** Opening EXCERPTED DATA block **

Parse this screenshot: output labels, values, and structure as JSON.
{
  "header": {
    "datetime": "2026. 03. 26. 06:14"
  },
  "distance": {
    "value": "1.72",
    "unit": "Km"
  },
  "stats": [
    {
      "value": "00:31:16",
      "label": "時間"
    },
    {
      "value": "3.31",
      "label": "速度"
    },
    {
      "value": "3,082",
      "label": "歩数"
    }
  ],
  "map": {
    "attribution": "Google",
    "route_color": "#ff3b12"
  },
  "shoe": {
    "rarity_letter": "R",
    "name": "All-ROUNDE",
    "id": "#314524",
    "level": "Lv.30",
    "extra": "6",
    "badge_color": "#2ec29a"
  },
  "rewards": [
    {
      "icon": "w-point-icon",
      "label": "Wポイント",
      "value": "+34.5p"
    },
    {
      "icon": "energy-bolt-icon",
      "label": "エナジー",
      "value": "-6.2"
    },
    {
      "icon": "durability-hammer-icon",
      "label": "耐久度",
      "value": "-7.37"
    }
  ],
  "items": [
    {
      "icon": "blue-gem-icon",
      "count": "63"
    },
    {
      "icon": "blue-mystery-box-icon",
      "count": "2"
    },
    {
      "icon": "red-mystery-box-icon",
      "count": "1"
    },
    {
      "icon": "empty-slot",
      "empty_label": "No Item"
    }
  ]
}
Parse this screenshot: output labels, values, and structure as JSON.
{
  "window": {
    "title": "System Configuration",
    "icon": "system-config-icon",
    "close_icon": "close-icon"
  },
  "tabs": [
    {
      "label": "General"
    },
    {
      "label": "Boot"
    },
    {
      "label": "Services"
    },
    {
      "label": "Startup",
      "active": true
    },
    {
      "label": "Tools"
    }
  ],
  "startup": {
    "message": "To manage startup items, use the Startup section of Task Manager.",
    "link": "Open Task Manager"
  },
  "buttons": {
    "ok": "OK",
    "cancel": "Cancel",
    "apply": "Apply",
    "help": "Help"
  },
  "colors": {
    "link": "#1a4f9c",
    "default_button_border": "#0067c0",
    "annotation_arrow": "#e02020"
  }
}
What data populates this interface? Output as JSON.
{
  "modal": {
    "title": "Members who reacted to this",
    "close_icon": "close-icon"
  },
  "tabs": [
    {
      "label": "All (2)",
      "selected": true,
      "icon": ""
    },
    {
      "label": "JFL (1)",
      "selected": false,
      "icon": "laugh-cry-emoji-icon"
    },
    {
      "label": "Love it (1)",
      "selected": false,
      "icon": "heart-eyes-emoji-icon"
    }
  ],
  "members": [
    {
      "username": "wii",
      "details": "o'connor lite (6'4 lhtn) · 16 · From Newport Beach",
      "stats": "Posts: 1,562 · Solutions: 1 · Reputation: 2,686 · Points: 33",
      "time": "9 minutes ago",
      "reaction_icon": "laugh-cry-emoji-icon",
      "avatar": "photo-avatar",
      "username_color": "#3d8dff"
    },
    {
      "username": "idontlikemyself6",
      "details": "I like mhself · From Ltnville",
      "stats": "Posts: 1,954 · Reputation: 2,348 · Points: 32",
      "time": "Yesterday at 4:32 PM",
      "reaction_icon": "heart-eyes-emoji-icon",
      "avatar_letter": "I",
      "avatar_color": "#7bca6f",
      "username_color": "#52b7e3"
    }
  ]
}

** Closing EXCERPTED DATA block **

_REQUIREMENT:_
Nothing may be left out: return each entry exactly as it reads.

_FINISHED EXERCISE:_
Parse this screenshot: output labels, values, and structure as JSON.
{
  "header": {
    "datetime": "2026. 03. 26. 06:14"
  },
  "distance": {
    "value": "1.72",
    "unit": "Km"
  },
  "stats": [
    {
      "value": "00:31:16",
      "label": "時間"
    },
    {
      "value": "3.31",
      "label": "速度"
    },
    {
      "value": "3,082",
      "label": "歩数"
    }
  ],
  "map": {
    "attribution": "Google",
    "route_color": "#ff3b12"
  },
  "shoe": {
    "rarity_letter": "R",
    "name": "All-ROUNDE",
    "id": "#314524",
    "level": "Lv.30",
    "extra": "6",
    "badge_color": "#2ec29a"
  },
  "rewards": [
    {
      "icon": "w-point-icon",
      "label": "Wポイント",
      "value": "+34.5p"
    },
    {
      "icon": "energy-bolt-icon",
      "label": "エナジー",
      "value": "-6.2"
    },
    {
      "icon": "durability-hammer-icon",
      "label": "耐久度",
      "value": "-7.37"
    }
  ],
  "items": [
    {
      "icon": "blue-gem-icon",
      "count": "63"
    },
    {
      "icon": "blue-mystery-box-icon",
      "count": "2"
    },
    {
      "icon": "red-mystery-box-icon",
      "count": "1"
    },
    {
      "icon": "empty-slot",
      "empty_label": "No Item"
    }
  ]
}
Parse this screenshot: output labels, values, and structure as JSON.
{
  "window": {
    "title": "System Configuration",
    "icon": "system-config-icon",
    "close_icon": "close-icon"
  },
  "tabs": [
    {
      "label": "General"
    },
    {
      "label": "Boot"
    },
    {
      "label": "Services"
    },
    {
      "label": "Startup",
      "active": true
    },
    {
      "label": "Tools"
    }
  ],
  "startup": {
    "message": "To manage startup items, use the Startup section of Task Manager.",
    "link": "Open Task Manager"
  },
  "buttons": {
    "ok": "OK",
    "cancel": "Cancel",
    "apply": "Apply",
    "help": "Help"
  },
  "colors": {
    "link": "#1a4f9c",
    "default_button_border": "#0067c0",
    "annotation_arrow": "#e02020"
  }
}
What data populates this interface? Output as JSON.
{
  "modal": {
    "title": "Members who reacted to this",
    "close_icon": "close-icon"
  },
  "tabs": [
    {
      "label": "All (2)",
      "selected": true,
      "icon": ""
    },
    {
      "label": "JFL (1)",
      "selected": false,
      "icon": "laugh-cry-emoji-icon"
    },
    {
      "label": "Love it (1)",
      "selected": false,
      "icon": "heart-eyes-emoji-icon"
    }
  ],
  "members": [
    {
      "username": "wii",
      "details": "o'connor lite (6'4 lhtn) · 16 · From Newport Beach",
      "stats": "Posts: 1,562 · Solutions: 1 · Reputation: 2,686 · Points: 33",
      "time": "9 minutes ago",
      "reaction_icon": "laugh-cry-emoji-icon",
      "avatar": "photo-avatar",
      "username_color": "#3d8dff"
    },
    {
      "username": "idontlikemyself6",
      "details": "I like mhself · From Ltnville",
      "stats": "Posts: 1,954 · Reputation: 2,348 · Points: 32",
      "time": "Yesterday at 4:32 PM",
      "reaction_icon": "heart-eyes-emoji-icon",
      "avatar_letter": "I",
      "avatar_color": "#7bca6f",
      "username_color": "#52b7e3"
    }
  ]
}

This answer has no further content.